**Exercise instructions:** If a line in the entries contains the string "Public", include that line in your answer.

————

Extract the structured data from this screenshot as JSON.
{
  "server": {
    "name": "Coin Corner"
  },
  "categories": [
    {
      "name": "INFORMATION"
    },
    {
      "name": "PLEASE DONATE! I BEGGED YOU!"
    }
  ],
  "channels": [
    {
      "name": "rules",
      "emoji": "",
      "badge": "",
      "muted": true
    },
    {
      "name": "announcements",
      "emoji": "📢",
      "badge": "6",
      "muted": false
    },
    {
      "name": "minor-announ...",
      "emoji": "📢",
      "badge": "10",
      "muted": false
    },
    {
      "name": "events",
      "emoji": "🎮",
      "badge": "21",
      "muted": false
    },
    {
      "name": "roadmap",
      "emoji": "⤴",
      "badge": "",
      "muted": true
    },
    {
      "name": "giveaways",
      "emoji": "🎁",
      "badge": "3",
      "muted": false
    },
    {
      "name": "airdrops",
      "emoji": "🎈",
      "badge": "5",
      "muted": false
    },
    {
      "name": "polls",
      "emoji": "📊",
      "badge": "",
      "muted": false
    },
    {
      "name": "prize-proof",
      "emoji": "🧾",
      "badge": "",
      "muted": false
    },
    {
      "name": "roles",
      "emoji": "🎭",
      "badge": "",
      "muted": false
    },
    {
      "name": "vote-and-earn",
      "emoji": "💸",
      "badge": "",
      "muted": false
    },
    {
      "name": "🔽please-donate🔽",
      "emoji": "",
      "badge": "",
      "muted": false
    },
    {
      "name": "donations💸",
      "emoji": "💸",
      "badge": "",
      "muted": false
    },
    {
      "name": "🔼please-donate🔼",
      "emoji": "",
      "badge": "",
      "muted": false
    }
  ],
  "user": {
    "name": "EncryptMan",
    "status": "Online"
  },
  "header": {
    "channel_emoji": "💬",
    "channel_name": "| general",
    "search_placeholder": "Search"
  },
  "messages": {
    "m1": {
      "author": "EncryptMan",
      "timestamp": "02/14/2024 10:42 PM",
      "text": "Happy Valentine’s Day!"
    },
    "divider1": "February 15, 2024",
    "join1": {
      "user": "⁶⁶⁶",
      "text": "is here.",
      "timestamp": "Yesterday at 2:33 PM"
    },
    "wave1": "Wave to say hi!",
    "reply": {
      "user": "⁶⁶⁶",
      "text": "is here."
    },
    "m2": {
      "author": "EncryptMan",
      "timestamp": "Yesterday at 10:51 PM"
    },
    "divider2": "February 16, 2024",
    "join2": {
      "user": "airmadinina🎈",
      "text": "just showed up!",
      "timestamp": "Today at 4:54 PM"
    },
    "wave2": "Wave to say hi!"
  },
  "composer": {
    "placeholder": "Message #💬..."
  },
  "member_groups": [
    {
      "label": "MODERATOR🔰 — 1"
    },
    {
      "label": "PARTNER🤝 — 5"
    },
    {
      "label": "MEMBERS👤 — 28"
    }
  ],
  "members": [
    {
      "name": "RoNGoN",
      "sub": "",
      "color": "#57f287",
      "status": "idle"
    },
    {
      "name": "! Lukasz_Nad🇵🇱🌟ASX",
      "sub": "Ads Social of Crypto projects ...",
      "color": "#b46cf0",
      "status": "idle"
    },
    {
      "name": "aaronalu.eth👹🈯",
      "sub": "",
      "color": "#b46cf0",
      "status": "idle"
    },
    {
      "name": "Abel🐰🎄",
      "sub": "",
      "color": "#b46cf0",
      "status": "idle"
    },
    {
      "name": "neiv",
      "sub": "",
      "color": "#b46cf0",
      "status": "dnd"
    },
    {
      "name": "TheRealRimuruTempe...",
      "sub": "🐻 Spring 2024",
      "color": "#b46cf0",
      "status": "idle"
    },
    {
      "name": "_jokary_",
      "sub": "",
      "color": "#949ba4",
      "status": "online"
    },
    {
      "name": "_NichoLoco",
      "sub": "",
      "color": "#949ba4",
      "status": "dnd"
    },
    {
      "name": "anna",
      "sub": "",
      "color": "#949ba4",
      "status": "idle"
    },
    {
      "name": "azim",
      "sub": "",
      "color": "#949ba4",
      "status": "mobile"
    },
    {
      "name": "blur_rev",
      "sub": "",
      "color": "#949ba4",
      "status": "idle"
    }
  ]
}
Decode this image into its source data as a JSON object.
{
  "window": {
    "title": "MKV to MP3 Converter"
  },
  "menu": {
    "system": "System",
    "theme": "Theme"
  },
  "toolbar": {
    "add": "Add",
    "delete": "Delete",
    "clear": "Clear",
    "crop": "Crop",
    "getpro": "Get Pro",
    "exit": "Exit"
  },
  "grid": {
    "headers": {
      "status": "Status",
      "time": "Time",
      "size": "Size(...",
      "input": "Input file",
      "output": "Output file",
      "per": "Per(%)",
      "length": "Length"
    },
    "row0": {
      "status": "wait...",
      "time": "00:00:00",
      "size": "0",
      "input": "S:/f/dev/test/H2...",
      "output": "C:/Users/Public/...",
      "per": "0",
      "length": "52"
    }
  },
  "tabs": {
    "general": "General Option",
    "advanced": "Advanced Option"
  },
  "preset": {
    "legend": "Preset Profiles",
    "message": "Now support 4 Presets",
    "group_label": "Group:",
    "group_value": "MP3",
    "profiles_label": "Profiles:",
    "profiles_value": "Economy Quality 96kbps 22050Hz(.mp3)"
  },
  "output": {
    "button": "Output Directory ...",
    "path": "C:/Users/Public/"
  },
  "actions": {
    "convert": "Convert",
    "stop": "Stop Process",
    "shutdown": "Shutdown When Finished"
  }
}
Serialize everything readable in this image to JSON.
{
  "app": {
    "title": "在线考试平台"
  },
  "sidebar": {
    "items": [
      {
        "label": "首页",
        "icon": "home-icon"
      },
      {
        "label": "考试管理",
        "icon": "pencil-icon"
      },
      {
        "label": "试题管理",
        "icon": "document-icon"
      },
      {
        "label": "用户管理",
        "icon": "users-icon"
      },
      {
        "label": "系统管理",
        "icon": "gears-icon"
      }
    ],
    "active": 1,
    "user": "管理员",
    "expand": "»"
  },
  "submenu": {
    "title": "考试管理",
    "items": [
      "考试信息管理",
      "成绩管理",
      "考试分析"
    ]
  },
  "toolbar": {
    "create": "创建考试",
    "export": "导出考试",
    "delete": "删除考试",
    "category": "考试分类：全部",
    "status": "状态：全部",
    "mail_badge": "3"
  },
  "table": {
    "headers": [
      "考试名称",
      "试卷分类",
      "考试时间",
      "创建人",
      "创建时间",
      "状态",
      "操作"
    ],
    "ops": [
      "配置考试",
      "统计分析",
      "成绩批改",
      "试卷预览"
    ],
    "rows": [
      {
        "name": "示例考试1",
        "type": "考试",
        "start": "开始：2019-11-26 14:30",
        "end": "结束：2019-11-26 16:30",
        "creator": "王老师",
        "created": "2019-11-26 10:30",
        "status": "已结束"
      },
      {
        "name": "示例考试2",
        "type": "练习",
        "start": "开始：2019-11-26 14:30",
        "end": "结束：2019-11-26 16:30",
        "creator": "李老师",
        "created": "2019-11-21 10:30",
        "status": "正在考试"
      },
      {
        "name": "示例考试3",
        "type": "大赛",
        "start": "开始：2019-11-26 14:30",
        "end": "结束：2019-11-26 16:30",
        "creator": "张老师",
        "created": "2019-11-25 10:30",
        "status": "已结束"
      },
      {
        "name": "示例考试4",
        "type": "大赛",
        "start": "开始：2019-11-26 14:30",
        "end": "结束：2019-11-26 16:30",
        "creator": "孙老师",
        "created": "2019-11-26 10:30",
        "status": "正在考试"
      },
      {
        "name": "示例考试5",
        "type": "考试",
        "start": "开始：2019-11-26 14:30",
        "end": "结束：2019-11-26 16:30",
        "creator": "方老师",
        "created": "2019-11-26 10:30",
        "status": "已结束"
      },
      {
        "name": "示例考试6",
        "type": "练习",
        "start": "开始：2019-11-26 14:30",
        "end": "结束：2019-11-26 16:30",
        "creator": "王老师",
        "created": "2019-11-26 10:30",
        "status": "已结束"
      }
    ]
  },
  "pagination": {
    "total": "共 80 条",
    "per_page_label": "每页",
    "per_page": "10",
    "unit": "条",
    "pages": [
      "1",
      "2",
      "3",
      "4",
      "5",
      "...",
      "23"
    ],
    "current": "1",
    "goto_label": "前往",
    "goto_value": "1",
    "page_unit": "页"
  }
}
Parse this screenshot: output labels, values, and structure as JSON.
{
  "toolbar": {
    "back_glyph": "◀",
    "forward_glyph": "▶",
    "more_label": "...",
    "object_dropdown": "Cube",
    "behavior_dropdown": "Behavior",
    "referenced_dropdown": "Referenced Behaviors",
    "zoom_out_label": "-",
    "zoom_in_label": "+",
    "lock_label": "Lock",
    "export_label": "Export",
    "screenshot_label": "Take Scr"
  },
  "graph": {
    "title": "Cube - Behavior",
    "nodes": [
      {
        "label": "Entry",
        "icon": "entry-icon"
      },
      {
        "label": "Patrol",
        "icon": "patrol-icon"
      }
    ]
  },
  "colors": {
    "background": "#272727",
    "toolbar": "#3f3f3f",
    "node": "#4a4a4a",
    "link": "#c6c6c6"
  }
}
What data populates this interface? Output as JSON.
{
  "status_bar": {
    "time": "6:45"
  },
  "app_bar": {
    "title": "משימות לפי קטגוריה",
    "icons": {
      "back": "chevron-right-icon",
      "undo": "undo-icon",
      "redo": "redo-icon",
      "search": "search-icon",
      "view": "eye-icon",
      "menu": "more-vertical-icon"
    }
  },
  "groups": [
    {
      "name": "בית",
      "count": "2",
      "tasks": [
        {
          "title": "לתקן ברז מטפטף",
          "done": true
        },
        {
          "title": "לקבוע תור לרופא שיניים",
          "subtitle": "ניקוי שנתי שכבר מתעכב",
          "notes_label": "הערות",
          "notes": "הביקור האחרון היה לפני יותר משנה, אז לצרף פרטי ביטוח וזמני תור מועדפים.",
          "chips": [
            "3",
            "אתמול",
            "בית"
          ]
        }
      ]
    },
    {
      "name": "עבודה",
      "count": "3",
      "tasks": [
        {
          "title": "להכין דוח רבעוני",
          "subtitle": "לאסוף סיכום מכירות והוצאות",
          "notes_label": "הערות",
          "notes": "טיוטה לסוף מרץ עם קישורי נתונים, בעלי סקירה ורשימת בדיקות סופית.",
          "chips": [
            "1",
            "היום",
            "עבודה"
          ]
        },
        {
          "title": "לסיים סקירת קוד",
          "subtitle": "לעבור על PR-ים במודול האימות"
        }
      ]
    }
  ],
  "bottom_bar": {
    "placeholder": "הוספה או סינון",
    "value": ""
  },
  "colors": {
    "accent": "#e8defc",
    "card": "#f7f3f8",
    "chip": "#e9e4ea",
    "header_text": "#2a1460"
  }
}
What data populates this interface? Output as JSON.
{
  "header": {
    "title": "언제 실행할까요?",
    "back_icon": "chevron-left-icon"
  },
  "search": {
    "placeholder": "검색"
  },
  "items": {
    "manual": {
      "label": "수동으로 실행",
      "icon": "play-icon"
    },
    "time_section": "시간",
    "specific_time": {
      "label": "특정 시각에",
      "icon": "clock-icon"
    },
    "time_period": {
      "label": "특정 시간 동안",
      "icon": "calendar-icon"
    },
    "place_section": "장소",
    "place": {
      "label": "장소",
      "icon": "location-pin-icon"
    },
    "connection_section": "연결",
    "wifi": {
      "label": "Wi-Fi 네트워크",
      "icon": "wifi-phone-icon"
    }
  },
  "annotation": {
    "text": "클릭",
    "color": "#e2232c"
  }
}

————

**The completed task:**
      "output": "C:/Users/Public/...",
    "path": "C:/Users/Public/"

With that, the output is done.